« Reply #9 on: March 08, 2017, 01:12:55 PM »
Thanks...cancer is a strange thing. It makes you worry less about some things, but also is a cattle-prod of a reality check too. We were very lucky and very blessed. Caught early, good health coverage, an unbelievable work place that paid me  the part of my salary that disability didn't simply out of the kindness of their hearts. Most people don't have those advantages, and I am grateful every day for them. But when I think of what it would have cost us if we didn't have insurance, or had insurance that dropped us because I neglected to report an infection in my early 20s,  my hair stands on end.  I was healthy, until I wasn't; that's the scary thing. I also think of my brother who could get no insurance--from no one at no cost--because of high blood pressure and gout--and an uncle who was turned down by everyone because of a history of heart disease.

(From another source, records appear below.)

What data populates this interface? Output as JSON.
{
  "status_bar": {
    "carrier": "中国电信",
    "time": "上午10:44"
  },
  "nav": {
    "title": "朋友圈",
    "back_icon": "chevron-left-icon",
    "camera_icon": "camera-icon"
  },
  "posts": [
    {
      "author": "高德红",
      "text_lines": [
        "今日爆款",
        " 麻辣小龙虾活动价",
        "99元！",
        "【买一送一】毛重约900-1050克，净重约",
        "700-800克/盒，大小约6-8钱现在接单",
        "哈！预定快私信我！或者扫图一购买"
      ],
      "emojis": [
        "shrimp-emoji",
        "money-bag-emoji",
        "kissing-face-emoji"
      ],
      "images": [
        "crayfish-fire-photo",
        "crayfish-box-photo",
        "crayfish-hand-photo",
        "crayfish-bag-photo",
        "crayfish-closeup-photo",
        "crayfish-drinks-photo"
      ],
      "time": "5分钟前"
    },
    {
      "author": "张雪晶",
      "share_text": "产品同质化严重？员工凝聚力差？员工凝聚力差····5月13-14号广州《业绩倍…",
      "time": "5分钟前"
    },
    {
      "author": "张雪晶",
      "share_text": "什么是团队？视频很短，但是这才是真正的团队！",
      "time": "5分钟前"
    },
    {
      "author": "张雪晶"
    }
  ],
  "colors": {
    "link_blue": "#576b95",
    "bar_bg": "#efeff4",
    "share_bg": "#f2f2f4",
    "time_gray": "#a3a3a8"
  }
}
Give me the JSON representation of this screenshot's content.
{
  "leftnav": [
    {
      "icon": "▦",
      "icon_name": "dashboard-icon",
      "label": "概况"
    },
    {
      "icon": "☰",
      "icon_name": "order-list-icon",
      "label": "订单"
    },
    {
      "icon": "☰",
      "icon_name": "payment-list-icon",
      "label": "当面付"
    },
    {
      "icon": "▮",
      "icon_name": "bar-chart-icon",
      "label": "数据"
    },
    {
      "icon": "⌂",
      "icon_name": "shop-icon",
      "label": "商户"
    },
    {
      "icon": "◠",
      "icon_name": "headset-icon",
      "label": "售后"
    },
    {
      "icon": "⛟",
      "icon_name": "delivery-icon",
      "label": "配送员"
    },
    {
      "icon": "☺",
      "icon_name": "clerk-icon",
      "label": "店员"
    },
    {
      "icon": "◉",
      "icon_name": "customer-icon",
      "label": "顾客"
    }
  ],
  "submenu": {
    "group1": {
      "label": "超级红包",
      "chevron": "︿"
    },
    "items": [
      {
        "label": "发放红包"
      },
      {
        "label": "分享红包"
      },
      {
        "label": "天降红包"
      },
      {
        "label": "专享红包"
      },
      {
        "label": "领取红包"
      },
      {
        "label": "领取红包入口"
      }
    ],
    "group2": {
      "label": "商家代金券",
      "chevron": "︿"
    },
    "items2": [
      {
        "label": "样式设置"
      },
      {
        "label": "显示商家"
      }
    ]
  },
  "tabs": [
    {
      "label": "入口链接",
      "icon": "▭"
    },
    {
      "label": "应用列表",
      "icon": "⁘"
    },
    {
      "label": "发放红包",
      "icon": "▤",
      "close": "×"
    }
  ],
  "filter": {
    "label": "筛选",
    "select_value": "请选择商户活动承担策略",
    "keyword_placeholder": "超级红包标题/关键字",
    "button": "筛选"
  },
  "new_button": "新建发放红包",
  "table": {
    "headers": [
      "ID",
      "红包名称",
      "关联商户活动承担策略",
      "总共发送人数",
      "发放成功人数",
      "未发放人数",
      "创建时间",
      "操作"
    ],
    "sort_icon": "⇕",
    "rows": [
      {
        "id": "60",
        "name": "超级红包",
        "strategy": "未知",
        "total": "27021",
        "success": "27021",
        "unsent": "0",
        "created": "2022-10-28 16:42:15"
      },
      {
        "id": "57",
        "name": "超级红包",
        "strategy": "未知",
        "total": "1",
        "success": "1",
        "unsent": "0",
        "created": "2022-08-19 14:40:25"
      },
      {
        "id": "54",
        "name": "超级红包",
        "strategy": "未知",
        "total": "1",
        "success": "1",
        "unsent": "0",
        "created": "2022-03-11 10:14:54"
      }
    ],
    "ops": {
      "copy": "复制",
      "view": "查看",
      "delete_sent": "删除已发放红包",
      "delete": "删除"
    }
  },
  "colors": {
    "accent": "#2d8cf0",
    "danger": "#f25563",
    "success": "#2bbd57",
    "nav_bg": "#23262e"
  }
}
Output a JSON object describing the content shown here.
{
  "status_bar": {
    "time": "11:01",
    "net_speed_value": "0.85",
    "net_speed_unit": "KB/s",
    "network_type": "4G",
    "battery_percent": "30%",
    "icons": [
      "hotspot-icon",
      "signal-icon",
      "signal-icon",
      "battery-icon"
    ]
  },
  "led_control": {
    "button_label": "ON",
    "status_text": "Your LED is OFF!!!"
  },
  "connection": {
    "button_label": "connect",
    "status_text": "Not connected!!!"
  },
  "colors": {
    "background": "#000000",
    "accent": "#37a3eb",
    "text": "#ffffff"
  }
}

The irony is that we are ready and I think able to FIRE. We both have great paying jobs that we would love to pass on to the next group of folks. Isn't it ironic that we are working primarily for insurance? I wonder what the job-creating potential would be if folks who wanted to exit early could without worrying about health insurance!